**TASK OBJECTIVE**
Please restate each entry that follows word for word.

Segment Start: DATA SHOWN

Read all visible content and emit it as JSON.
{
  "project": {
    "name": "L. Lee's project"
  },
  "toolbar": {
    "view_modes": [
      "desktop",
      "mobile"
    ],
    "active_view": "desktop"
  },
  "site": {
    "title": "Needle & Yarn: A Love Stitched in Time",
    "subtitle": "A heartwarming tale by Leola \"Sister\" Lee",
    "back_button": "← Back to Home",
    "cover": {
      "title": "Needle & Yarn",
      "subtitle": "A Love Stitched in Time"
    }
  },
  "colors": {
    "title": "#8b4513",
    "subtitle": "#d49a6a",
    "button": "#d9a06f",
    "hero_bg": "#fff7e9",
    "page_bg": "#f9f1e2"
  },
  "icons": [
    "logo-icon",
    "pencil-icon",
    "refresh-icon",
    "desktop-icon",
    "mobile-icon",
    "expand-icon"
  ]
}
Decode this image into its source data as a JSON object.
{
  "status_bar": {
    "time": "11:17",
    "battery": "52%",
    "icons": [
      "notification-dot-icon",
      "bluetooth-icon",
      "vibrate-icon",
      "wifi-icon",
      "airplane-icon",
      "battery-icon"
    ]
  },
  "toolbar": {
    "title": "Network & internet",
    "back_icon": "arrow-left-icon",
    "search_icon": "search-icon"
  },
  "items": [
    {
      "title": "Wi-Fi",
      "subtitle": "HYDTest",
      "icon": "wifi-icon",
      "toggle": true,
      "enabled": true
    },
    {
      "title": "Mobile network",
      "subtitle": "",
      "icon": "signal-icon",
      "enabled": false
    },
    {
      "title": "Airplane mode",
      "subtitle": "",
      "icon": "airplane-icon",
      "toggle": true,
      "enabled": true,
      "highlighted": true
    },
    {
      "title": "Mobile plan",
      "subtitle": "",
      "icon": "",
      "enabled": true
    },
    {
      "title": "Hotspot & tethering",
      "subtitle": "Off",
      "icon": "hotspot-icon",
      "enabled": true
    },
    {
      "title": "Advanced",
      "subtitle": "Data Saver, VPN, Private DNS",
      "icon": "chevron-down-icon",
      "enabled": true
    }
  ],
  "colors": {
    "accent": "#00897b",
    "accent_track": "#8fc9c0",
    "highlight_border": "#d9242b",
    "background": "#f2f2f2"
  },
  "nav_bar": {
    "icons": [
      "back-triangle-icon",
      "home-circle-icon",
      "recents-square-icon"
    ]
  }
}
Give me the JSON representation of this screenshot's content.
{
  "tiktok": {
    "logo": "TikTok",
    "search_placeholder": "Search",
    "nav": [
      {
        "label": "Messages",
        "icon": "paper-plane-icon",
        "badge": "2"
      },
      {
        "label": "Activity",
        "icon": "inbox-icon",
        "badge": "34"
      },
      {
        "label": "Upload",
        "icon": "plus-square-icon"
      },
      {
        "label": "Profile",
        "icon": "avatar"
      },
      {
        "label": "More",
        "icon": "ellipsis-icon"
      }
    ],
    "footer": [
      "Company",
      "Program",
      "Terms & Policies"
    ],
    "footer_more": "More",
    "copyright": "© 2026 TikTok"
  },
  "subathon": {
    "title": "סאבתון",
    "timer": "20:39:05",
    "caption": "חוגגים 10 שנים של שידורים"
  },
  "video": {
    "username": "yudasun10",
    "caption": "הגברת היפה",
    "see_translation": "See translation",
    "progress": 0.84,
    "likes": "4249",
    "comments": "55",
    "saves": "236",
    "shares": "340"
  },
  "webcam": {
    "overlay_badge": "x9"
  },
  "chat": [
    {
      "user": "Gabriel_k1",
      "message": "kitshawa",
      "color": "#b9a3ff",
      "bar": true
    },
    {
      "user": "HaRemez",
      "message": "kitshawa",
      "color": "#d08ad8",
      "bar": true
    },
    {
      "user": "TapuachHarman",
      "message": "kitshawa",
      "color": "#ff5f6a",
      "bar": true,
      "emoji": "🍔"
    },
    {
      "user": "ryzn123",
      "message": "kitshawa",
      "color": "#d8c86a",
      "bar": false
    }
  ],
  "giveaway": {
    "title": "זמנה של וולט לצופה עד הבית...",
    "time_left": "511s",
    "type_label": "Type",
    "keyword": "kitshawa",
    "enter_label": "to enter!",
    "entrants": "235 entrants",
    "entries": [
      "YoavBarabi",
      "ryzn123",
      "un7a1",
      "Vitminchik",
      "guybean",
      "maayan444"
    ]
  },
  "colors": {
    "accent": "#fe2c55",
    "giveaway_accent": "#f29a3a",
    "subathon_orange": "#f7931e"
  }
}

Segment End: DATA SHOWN

**EXERCISE ANSWER**
Read all visible content and emit it as JSON.
{
  "project": {
    "name": "L. Lee's project"
  },
  "toolbar": {
    "view_modes": [
      "desktop",
      "mobile"
    ],
    "active_view": "desktop"
  },
  "site": {
    "title": "Needle & Yarn: A Love Stitched in Time",
    "subtitle": "A heartwarming tale by Leola \"Sister\" Lee",
    "back_button": "← Back to Home",
    "cover": {
      "title": "Needle & Yarn",
      "subtitle": "A Love Stitched in Time"
    }
  },
  "colors": {
    "title": "#8b4513",
    "subtitle": "#d49a6a",
    "button": "#d9a06f",
    "hero_bg": "#fff7e9",
    "page_bg": "#f9f1e2"
  },
  "icons": [
    "logo-icon",
    "pencil-icon",
    "refresh-icon",
    "desktop-icon",
    "mobile-icon",
    "expand-icon"
  ]
}
Decode this image into its source data as a JSON object.
{
  "status_bar": {
    "time": "11:17",
    "battery": "52%",
    "icons": [
      "notification-dot-icon",
      "bluetooth-icon",
      "vibrate-icon",
      "wifi-icon",
      "airplane-icon",
      "battery-icon"
    ]
  },
  "toolbar": {
    "title": "Network & internet",
    "back_icon": "arrow-left-icon",
    "search_icon": "search-icon"
  },
  "items": [
    {
      "title": "Wi-Fi",
      "subtitle": "HYDTest",
      "icon": "wifi-icon",
      "toggle": true,
      "enabled": true
    },
    {
      "title": "Mobile network",
      "subtitle": "",
      "icon": "signal-icon",
      "enabled": false
    },
    {
      "title": "Airplane mode",
      "subtitle": "",
      "icon": "airplane-icon",
      "toggle": true,
      "enabled": true,
      "highlighted": true
    },
    {
      "title": "Mobile plan",
      "subtitle": "",
      "icon": "",
      "enabled": true
    },
    {
      "title": "Hotspot & tethering",
      "subtitle": "Off",
      "icon": "hotspot-icon",
      "enabled": true
    },
    {
      "title": "Advanced",
      "subtitle": "Data Saver, VPN, Private DNS",
      "icon": "chevron-down-icon",
      "enabled": true
    }
  ],
  "colors": {
    "accent": "#00897b",
    "accent_track": "#8fc9c0",
    "highlight_border": "#d9242b",
    "background": "#f2f2f2"
  },
  "nav_bar": {
    "icons": [
      "back-triangle-icon",
      "home-circle-icon",
      "recents-square-icon"
    ]
  }
}
Give me the JSON representation of this screenshot's content.
{
  "tiktok": {
    "logo": "TikTok",
    "search_placeholder": "Search",
    "nav": [
      {
        "label": "Messages",
        "icon": "paper-plane-icon",
        "badge": "2"
      },
      {
        "label": "Activity",
        "icon": "inbox-icon",
        "badge": "34"
      },
      {
        "label": "Upload",
        "icon": "plus-square-icon"
      },
      {
        "label": "Profile",
        "icon": "avatar"
      },
      {
        "label": "More",
        "icon": "ellipsis-icon"
      }
    ],
    "footer": [
      "Company",
      "Program",
      "Terms & Policies"
    ],
    "footer_more": "More",
    "copyright": "© 2026 TikTok"
  },
  "subathon": {
    "title": "סאבתון",
    "timer": "20:39:05",
    "caption": "חוגגים 10 שנים של שידורים"
  },
  "video": {
    "username": "yudasun10",
    "caption": "הגברת היפה",
    "see_translation": "See translation",
    "progress": 0.84,
    "likes": "4249",
    "comments": "55",
    "saves": "236",
    "shares": "340"
  },
  "webcam": {
    "overlay_badge": "x9"
  },
  "chat": [
    {
      "user": "Gabriel_k1",
      "message": "kitshawa",
      "color": "#b9a3ff",
      "bar": true
    },
    {
      "user": "HaRemez",
      "message": "kitshawa",
      "color": "#d08ad8",
      "bar": true
    },
    {
      "user": "TapuachHarman",
      "message": "kitshawa",
      "color": "#ff5f6a",
      "bar": true,
      "emoji": "🍔"
    },
    {
      "user": "ryzn123",
      "message": "kitshawa",
      "color": "#d8c86a",
      "bar": false
    }
  ],
  "giveaway": {
    "title": "זמנה של וולט לצופה עד הבית...",
    "time_left": "511s",
    "type_label": "Type",
    "keyword": "kitshawa",
    "enter_label": "to enter!",
    "entrants": "235 entrants",
    "entries": [
      "YoavBarabi",
      "ryzn123",
      "un7a1",
      "Vitminchik",
      "guybean",
      "maayan444"
    ]
  },
  "colors": {
    "accent": "#fe2c55",
    "giveaway_accent": "#f29a3a",
    "subathon_orange": "#f7931e"
  }
}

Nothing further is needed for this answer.